President Grover Cleveland was concerned that placing the labor holiday on May 1 would remind workers of the bloody Haymarket riots, which took place on May 4, 1886 after police strikebreakers killed several workers striking for the eight-hour workday. Afraid that such a reminder would strengthen socialist and anarchist movements, Cleveland pushed for the September version of Labor Day. May 1 later became International Workers’ Day, celebrated in countries around the world.
10. Labor Day marks the unofficial end of summer in the United States.
In most states, the first day of school comes sometime near Labor Day weekend—in some places, Labor Day marks the first three-day weekend of the school year. Some states, such as Minnesota, have laws stipulating that the school year cannot begin until after Labor Day weekend, while in the state of Virginia such a law was actually enacted at the urging of the amusement park industry. As such, it has become the unofficial end of summer in much of the United States, when families enjoy the last gasp of their summer vacations.
Bonus: Why aren’t you supposed to wear white after Labor Day?
One thing that almost everyone knows about Labor Day is that you’re not supposed to wear white after it. What almost nobody knows, however, is why. In fact, it turns out that there may not be anyone who knows the reason for one of the world’s most well-known (and just as often flouted) fashion rules.
Most people in the know seem to agree on one thing: Wearing white in the summer was a means of staying cool during the hottest months of the year at a time when air conditioners hadn’t been invented yet. And for those who were wealthy enough to leave behind their city life to visit warmer climes, the white linen suits and Panama hats favored in resort towns became “a look of leisure,” according to Charlie Scheips, author of American Fashion.

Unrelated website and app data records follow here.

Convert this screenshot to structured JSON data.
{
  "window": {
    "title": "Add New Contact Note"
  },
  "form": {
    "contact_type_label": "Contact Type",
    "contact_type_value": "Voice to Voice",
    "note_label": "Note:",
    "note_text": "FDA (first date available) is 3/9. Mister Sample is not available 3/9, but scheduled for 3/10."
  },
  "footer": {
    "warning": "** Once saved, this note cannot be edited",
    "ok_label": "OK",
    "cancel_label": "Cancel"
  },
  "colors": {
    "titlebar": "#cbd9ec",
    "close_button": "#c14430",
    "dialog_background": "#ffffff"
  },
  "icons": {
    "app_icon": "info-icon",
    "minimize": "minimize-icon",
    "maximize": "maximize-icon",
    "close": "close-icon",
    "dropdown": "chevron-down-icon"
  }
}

With Labor Day marking the cultural end of the summer in the United States, these white-clad vacationers returned to their workaday life in the city, and with it their darker work clothing. “There used to be a much clearer sense of re-entry,” Valerie Steele, museum director at the Fashion Institute of Technology, told Time magazine. “You’re back in the city, back at school, back doing whatever you’re doing in the fall—and so you have a new wardrobe.”
How this pragmatic approach to summer and winter styles became a fashion rule seems to be anyone’s guess.
Featured photo of the Haymarket Square riot: Wikimedia Commons